*** Begin section ***
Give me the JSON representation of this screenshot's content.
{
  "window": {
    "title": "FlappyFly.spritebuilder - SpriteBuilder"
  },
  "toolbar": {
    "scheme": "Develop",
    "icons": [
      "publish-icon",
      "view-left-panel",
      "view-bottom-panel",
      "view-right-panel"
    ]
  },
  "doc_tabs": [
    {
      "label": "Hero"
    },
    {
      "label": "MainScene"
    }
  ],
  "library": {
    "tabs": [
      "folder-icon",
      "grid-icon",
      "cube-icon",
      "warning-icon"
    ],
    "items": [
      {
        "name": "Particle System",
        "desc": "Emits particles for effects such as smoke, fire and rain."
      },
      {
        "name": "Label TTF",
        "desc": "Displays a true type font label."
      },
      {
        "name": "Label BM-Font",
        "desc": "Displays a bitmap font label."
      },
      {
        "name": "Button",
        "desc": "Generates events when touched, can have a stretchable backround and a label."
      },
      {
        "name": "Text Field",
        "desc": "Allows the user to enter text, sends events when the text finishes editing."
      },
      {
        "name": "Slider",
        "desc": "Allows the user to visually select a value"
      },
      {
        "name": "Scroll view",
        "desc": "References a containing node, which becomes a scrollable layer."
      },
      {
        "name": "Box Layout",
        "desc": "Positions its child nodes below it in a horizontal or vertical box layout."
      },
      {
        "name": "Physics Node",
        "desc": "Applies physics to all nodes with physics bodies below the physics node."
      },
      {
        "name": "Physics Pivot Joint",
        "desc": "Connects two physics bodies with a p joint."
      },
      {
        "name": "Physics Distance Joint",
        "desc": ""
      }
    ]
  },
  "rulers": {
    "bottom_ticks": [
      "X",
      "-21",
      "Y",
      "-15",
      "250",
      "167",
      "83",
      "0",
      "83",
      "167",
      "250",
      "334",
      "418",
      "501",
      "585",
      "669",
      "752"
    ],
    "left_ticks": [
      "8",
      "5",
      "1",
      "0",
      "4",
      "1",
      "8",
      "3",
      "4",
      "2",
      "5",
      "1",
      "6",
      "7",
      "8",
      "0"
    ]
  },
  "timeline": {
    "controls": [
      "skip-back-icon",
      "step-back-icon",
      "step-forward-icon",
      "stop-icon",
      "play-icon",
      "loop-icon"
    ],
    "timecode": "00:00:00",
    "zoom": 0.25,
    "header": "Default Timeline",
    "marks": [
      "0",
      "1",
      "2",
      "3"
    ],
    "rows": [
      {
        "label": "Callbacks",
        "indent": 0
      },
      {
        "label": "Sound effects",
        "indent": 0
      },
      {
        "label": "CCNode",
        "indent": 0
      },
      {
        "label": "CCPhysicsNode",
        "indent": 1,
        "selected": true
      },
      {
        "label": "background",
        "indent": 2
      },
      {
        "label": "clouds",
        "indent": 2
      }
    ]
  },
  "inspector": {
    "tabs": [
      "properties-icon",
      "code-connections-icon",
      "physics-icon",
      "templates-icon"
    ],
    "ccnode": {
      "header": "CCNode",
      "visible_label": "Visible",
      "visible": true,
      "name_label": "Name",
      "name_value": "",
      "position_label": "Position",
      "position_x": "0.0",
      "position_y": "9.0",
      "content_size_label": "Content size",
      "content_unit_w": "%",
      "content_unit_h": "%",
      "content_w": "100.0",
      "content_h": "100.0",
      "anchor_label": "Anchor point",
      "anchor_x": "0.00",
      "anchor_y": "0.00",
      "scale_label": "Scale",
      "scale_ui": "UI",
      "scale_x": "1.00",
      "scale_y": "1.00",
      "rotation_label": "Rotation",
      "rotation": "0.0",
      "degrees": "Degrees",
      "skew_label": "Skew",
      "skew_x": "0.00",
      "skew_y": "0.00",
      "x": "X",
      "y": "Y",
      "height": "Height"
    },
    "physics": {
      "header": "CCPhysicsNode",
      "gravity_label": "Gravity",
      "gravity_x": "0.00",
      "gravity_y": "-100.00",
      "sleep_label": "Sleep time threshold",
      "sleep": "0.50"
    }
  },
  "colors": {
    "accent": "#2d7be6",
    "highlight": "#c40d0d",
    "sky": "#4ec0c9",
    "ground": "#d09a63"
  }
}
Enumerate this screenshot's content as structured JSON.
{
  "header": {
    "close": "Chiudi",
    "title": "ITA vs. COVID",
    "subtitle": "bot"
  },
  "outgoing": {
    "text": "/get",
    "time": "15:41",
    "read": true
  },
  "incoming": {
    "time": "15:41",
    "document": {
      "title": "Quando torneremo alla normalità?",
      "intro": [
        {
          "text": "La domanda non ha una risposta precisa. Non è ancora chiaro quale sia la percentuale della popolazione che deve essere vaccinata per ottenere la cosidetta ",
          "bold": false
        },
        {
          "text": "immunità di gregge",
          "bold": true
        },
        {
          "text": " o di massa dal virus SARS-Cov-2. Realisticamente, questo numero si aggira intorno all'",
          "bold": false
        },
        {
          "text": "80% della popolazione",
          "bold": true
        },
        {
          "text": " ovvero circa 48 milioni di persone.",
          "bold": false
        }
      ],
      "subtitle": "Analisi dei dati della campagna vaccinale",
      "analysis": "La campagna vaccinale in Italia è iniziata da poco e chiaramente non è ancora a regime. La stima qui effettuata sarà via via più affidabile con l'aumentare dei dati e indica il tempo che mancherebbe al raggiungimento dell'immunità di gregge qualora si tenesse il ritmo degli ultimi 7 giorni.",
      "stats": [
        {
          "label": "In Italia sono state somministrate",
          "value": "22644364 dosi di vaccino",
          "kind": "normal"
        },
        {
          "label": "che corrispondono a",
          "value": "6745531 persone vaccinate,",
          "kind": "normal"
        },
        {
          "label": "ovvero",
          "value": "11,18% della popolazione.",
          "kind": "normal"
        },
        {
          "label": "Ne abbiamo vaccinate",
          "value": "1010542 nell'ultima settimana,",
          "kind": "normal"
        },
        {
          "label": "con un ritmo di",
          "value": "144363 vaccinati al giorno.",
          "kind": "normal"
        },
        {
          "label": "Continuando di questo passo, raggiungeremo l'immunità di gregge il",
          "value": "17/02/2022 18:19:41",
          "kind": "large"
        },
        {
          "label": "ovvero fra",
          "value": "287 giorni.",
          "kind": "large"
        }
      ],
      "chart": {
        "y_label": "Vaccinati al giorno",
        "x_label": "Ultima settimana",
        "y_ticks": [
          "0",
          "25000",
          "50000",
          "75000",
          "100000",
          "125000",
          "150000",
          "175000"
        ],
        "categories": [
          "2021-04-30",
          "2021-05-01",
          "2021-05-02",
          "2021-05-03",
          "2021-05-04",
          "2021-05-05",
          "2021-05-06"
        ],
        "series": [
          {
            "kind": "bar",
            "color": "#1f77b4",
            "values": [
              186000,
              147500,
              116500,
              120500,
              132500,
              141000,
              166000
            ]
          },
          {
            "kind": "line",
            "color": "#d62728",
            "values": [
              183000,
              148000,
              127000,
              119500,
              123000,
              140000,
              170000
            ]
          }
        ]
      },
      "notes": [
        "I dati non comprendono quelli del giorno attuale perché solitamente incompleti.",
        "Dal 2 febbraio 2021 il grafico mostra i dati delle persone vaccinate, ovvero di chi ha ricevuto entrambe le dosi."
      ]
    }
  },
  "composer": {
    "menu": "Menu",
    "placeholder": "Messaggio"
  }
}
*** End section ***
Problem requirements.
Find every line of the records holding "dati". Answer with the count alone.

Answer to the exercise.
4